Then, as we approached the forest proper, he started revealing many more words unique to the matagi community. “We call the sun ‘tonbi’ (‘black kite’), rice ‘kusanomi’ (‘grass berries’) and spears ‘tate’ (‘shields’),” he said, adding that there were a lot more words like that — “but it’s strange that I remember them all only when I come to the mountains.”
As for why matagi came to use such idiosyncratic vocabulary, Yoshikawa suggested, “I guess it’s because, as we enter an unusual territory, we need solidarity as a group. The best way for the boss to manage his members is to change the language altogether, making them feel closer to each other.”
In addition to the language, being a matagi entails adopting a whole set of beliefs and superstitions. Certain numbers, such as seven and 12, were considered unlucky, while newly married men and those whose wives had just given birth were banned from joining the hunt, he recalled. On the other hand, those who had just lost a loved one or who had just attended a funeral for a close family member were welcomed, he said.
“Those who were mourning were welcome on the grounds that hunting would give them a change of mood,” he said. “On the other hand, those who had just got married or had babies were shunned, because they would miss their families so much they wouldn’t be able to concentrate on hunting.
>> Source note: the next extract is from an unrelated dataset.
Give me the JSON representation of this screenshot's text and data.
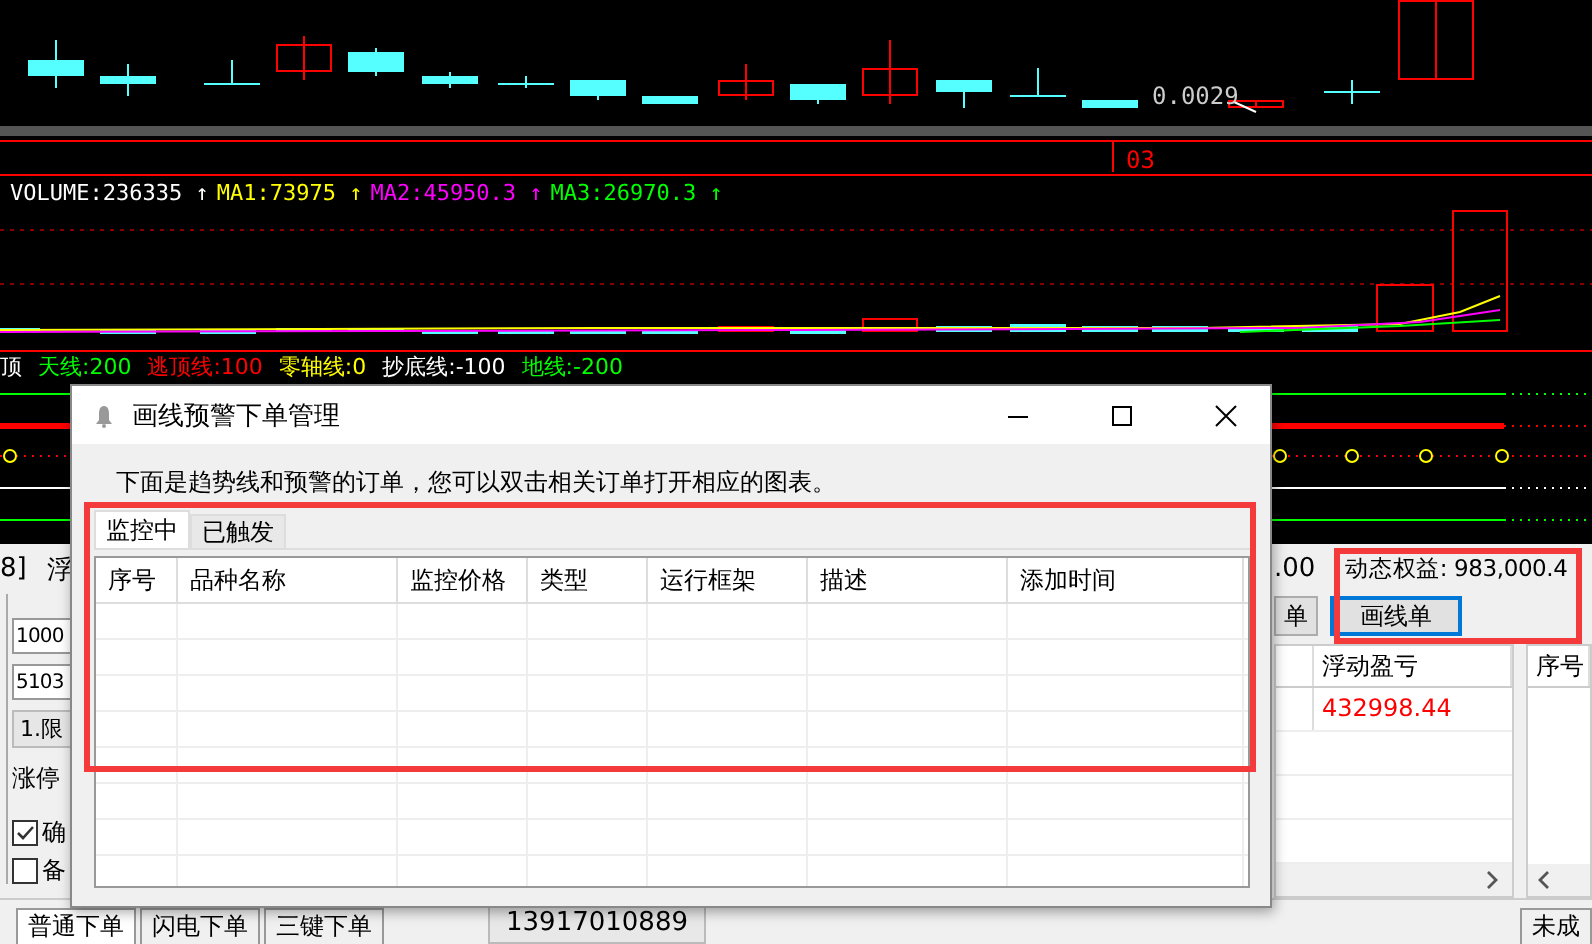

“The matagi culture looks tough and not gentle, but in fact it really is basically gentle,” he said with an enigmatic grin — adding that it’s also a culture only open to direct male descendants of a matagi, so not even neighbors or friends could join a hunting group. But he explained that a hunter’s actual role within a group was decided purely on merit. “If you are a ko-matagi and miss shots, you would be demoted to a boiko,” he says. “It’s completely based on your performance.
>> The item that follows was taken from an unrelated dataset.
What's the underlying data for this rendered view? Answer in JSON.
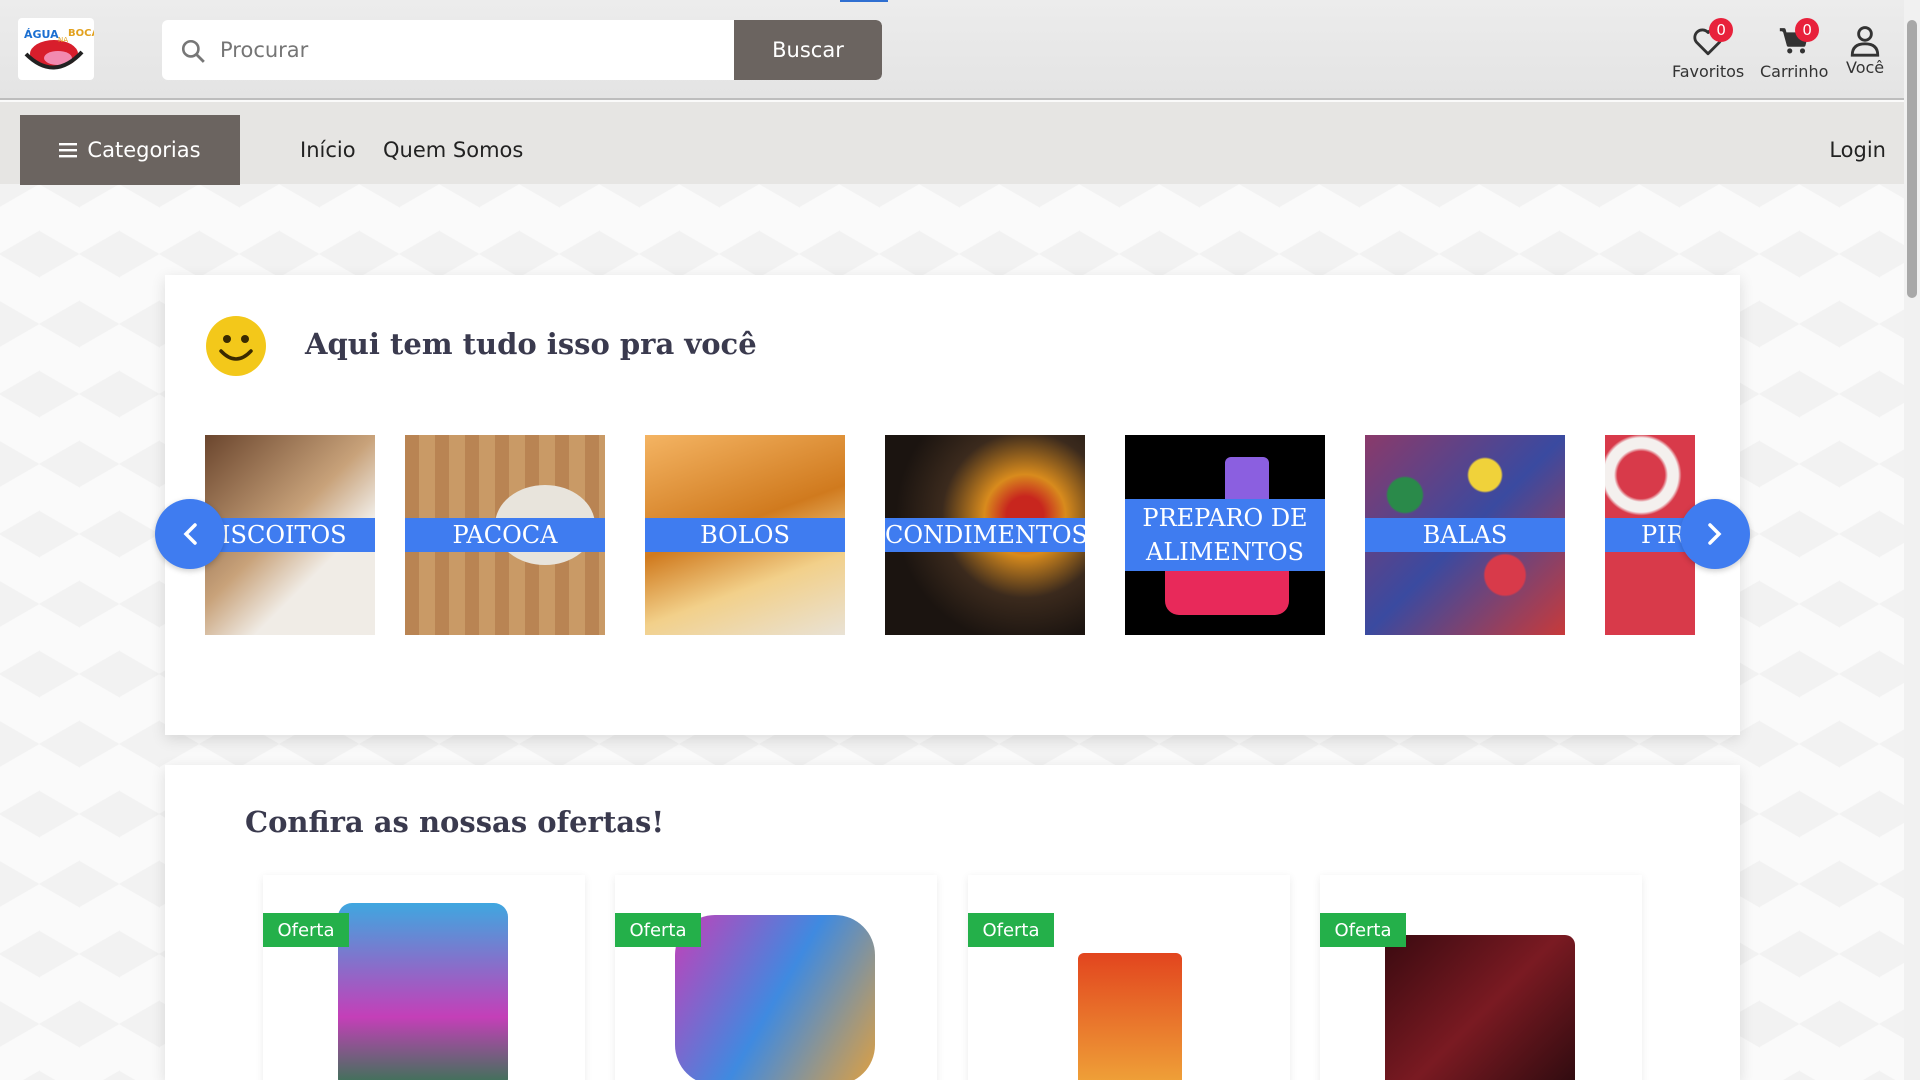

“As for the boss,” he continued, “he must not only be smart but must also have leadership and be likeable. And he has to be good at hunting, above all else. It’s the same as a soccer coach; you must make the team win.”
Nowadays, Yoshikawa says he only goes hunting once a year, just to catch one bear — and he doesn’t stay out overnight because there are now enough trails in the mountains so he can walk back home every day. He says he misses the days when he could feel his sensory perception grow sharper as he stayed for days and days alone with other hunters. But regardless of such changes, the matagi spirit seems alive and well in Yoshikawa — who considers bears “his equals,” he said.
“I’ve fought with bears, face to face,” he told me, showing scars on his arms from their lethal claws. “I’ve come in very close contact with bears about five times in my life. One time, when I saw the eyes of a bear (that I was trying to kill), I realized she was as desperate as I was to fight, with tears in her eyes. She cried, and I cried, too. I sometimes wondered which was a bear and which a human being.”
As the end of my day out with Yoshikawa approached — a day that had included us trekking to the foot of the awesome, 85-meter Kurokuma no Taki (Waterfall of the Black Bears) and a hike around the beech forest in Ajigasawa — I came down from the hills with a profound sense that this enigmatic man, and his fast-fading way of life, are what make the area truly special. A world heritage, indeed.
Kumano Yu Onsen, the hot-spring inn run by Yoshikawa and his wife, Kyoko, is 20-min. by car from Ajigasawa Station on the JR Gono Line in Aomori Prefecture. It is open from early June through late October, and a night’s stay with two meals is ¥7,350. Additionally, a deliciously mild bear stew can be yours for ¥2,000. For more information, visit: jtim.es/n7bic or call the Ajigasawa’s Kanko Kyokai (Tourism Association) at 0173-72-5004.
In a time of both misinformation and too much information, quality journalism is more crucial than ever.
By subscribing, you can help us get the story right.